_THE TASK:_ Copy out all the entries shown below, exactly as they appear.

_EXTRACTED MATERIAL:_
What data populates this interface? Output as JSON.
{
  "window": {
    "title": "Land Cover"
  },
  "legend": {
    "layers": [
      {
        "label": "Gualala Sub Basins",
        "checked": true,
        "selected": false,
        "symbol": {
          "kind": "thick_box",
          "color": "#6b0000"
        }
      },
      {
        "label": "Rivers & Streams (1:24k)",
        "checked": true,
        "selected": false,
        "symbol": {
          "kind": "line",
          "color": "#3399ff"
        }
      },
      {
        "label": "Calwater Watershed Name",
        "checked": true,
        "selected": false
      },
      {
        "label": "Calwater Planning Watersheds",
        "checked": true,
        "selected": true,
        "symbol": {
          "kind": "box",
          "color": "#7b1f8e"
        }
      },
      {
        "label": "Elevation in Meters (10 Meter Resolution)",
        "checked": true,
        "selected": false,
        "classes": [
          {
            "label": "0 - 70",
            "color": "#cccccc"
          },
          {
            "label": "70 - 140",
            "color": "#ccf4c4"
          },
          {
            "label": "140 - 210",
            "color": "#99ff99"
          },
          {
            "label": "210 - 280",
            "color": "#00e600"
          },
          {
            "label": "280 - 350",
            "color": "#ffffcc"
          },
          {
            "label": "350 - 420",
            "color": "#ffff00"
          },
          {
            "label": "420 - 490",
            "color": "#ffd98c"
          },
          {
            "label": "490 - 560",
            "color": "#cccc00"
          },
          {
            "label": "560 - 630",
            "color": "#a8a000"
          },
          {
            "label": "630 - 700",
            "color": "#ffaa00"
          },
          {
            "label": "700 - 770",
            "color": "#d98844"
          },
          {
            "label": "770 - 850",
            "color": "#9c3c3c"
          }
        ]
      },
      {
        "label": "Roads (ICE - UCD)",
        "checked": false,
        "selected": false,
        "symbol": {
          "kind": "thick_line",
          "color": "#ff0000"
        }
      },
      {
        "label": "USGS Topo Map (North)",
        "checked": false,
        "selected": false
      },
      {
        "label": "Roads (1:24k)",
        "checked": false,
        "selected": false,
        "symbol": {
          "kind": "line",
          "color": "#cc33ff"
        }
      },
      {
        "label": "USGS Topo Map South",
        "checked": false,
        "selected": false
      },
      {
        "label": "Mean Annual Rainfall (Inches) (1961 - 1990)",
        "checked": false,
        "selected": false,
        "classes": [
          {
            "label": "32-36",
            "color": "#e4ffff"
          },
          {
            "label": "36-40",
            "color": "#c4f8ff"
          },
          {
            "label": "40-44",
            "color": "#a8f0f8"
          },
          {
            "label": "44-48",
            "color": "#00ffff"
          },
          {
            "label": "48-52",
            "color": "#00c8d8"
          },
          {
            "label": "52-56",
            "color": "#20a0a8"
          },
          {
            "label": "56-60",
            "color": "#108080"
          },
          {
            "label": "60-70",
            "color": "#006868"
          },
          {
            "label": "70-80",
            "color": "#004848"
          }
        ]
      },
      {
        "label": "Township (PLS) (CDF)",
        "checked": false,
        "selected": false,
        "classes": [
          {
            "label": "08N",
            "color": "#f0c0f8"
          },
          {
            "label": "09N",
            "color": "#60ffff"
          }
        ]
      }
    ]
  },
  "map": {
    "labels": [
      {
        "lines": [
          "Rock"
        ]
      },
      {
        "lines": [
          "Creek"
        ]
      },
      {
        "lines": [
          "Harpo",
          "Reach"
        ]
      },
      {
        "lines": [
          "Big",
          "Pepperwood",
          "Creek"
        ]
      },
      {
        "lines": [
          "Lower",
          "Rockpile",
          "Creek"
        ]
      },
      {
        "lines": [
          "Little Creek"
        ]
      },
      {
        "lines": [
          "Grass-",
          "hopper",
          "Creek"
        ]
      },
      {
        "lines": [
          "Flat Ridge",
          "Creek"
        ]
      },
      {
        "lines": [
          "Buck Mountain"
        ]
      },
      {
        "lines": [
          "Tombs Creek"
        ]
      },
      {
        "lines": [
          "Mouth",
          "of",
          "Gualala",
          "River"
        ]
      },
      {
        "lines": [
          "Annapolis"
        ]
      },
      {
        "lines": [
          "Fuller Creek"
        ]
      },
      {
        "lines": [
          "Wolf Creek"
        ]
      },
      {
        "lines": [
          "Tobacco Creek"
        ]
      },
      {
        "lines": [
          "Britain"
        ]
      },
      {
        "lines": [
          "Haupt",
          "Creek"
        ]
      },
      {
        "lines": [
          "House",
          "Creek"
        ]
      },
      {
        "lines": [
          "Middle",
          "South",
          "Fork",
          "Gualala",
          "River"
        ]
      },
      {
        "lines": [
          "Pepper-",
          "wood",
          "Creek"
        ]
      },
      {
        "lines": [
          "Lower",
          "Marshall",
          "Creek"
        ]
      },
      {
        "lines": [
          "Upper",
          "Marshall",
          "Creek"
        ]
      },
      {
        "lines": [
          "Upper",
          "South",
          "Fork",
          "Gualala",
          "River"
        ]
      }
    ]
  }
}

_ANSWER SECTION:_
What data populates this interface? Output as JSON.
{
  "window": {
    "title": "Land Cover"
  },
  "legend": {
    "layers": [
      {
        "label": "Gualala Sub Basins",
        "checked": true,
        "selected": false,
        "symbol": {
          "kind": "thick_box",
          "color": "#6b0000"
        }
      },
      {
        "label": "Rivers & Streams (1:24k)",
        "checked": true,
        "selected": false,
        "symbol": {
          "kind": "line",
          "color": "#3399ff"
        }
      },
      {
        "label": "Calwater Watershed Name",
        "checked": true,
        "selected": false
      },
      {
        "label": "Calwater Planning Watersheds",
        "checked": true,
        "selected": true,
        "symbol": {
          "kind": "box",
          "color": "#7b1f8e"
        }
      },
      {
        "label": "Elevation in Meters (10 Meter Resolution)",
        "checked": true,
        "selected": false,
        "classes": [
          {
            "label": "0 - 70",
            "color": "#cccccc"
          },
          {
            "label": "70 - 140",
            "color": "#ccf4c4"
          },
          {
            "label": "140 - 210",
            "color": "#99ff99"
          },
          {
            "label": "210 - 280",
            "color": "#00e600"
          },
          {
            "label": "280 - 350",
            "color": "#ffffcc"
          },
          {
            "label": "350 - 420",
            "color": "#ffff00"
          },
          {
            "label": "420 - 490",
            "color": "#ffd98c"
          },
          {
            "label": "490 - 560",
            "color": "#cccc00"
          },
          {
            "label": "560 - 630",
            "color": "#a8a000"
          },
          {
            "label": "630 - 700",
            "color": "#ffaa00"
          },
          {
            "label": "700 - 770",
            "color": "#d98844"
          },
          {
            "label": "770 - 850",
            "color": "#9c3c3c"
          }
        ]
      },
      {
        "label": "Roads (ICE - UCD)",
        "checked": false,
        "selected": false,
        "symbol": {
          "kind": "thick_line",
          "color": "#ff0000"
        }
      },
      {
        "label": "USGS Topo Map (North)",
        "checked": false,
        "selected": false
      },
      {
        "label": "Roads (1:24k)",
        "checked": false,
        "selected": false,
        "symbol": {
          "kind": "line",
          "color": "#cc33ff"
        }
      },
      {
        "label": "USGS Topo Map South",
        "checked": false,
        "selected": false
      },
      {
        "label": "Mean Annual Rainfall (Inches) (1961 - 1990)",
        "checked": false,
        "selected": false,
        "classes": [
          {
            "label": "32-36",
            "color": "#e4ffff"
          },
          {
            "label": "36-40",
            "color": "#c4f8ff"
          },
          {
            "label": "40-44",
            "color": "#a8f0f8"
          },
          {
            "label": "44-48",
            "color": "#00ffff"
          },
          {
            "label": "48-52",
            "color": "#00c8d8"
          },
          {
            "label": "52-56",
            "color": "#20a0a8"
          },
          {
            "label": "56-60",
            "color": "#108080"
          },
          {
            "label": "60-70",
            "color": "#006868"
          },
          {
            "label": "70-80",
            "color": "#004848"
          }
        ]
      },
      {
        "label": "Township (PLS) (CDF)",
        "checked": false,
        "selected": false,
        "classes": [
          {
            "label": "08N",
            "color": "#f0c0f8"
          },
          {
            "label": "09N",
            "color": "#60ffff"
          }
        ]
      }
    ]
  },
  "map": {
    "labels": [
      {
        "lines": [
          "Rock"
        ]
      },
      {
        "lines": [
          "Creek"
        ]
      },
      {
        "lines": [
          "Harpo",
          "Reach"
        ]
      },
      {
        "lines": [
          "Big",
          "Pepperwood",
          "Creek"
        ]
      },
      {
        "lines": [
          "Lower",
          "Rockpile",
          "Creek"
        ]
      },
      {
        "lines": [
          "Little Creek"
        ]
      },
      {
        "lines": [
          "Grass-",
          "hopper",
          "Creek"
        ]
      },
      {
        "lines": [
          "Flat Ridge",
          "Creek"
        ]
      },
      {
        "lines": [
          "Buck Mountain"
        ]
      },
      {
        "lines": [
          "Tombs Creek"
        ]
      },
      {
        "lines": [
          "Mouth",
          "of",
          "Gualala",
          "River"
        ]
      },
      {
        "lines": [
          "Annapolis"
        ]
      },
      {
        "lines": [
          "Fuller Creek"
        ]
      },
      {
        "lines": [
          "Wolf Creek"
        ]
      },
      {
        "lines": [
          "Tobacco Creek"
        ]
      },
      {
        "lines": [
          "Britain"
        ]
      },
      {
        "lines": [
          "Haupt",
          "Creek"
        ]
      },
      {
        "lines": [
          "House",
          "Creek"
        ]
      },
      {
        "lines": [
          "Middle",
          "South",
          "Fork",
          "Gualala",
          "River"
        ]
      },
      {
        "lines": [
          "Pepper-",
          "wood",
          "Creek"
        ]
      },
      {
        "lines": [
          "Lower",
          "Marshall",
          "Creek"
        ]
      },
      {
        "lines": [
          "Upper",
          "Marshall",
          "Creek"
        ]
      },
      {
        "lines": [
          "Upper",
          "South",
          "Fork",
          "Gualala",
          "River"
        ]
      }
    ]
  }
}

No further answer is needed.